BBC Online:
Freemasons - moral guardians or centre of corruption?

Freemasons: The silent destroyers?

Grand Lodge of Great Britain

Internet Lodge

Provincial Grand Lodge of Dorset ourworld.compuserve.com/homepages/PGL_Dorset

Provincial Grand Lodge of Sussex

Provincial Grand Lodge of Berkshire

Masonic Regalia Showroom.

The BBC cannot accept responsibility for the content of external links/information supplied.

Further Reading:

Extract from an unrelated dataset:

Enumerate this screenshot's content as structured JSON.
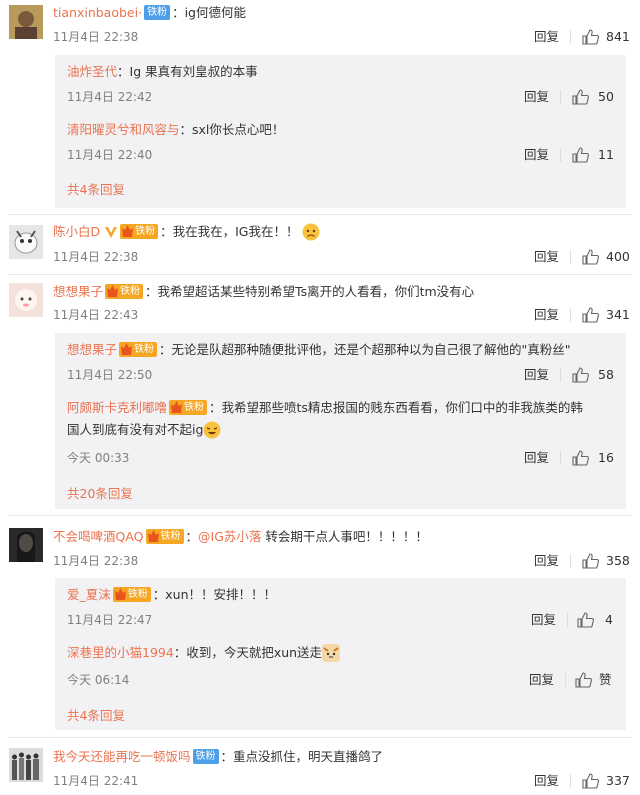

UK Freemasonry in the News, have the 'Brethren' finally met their Waterloo?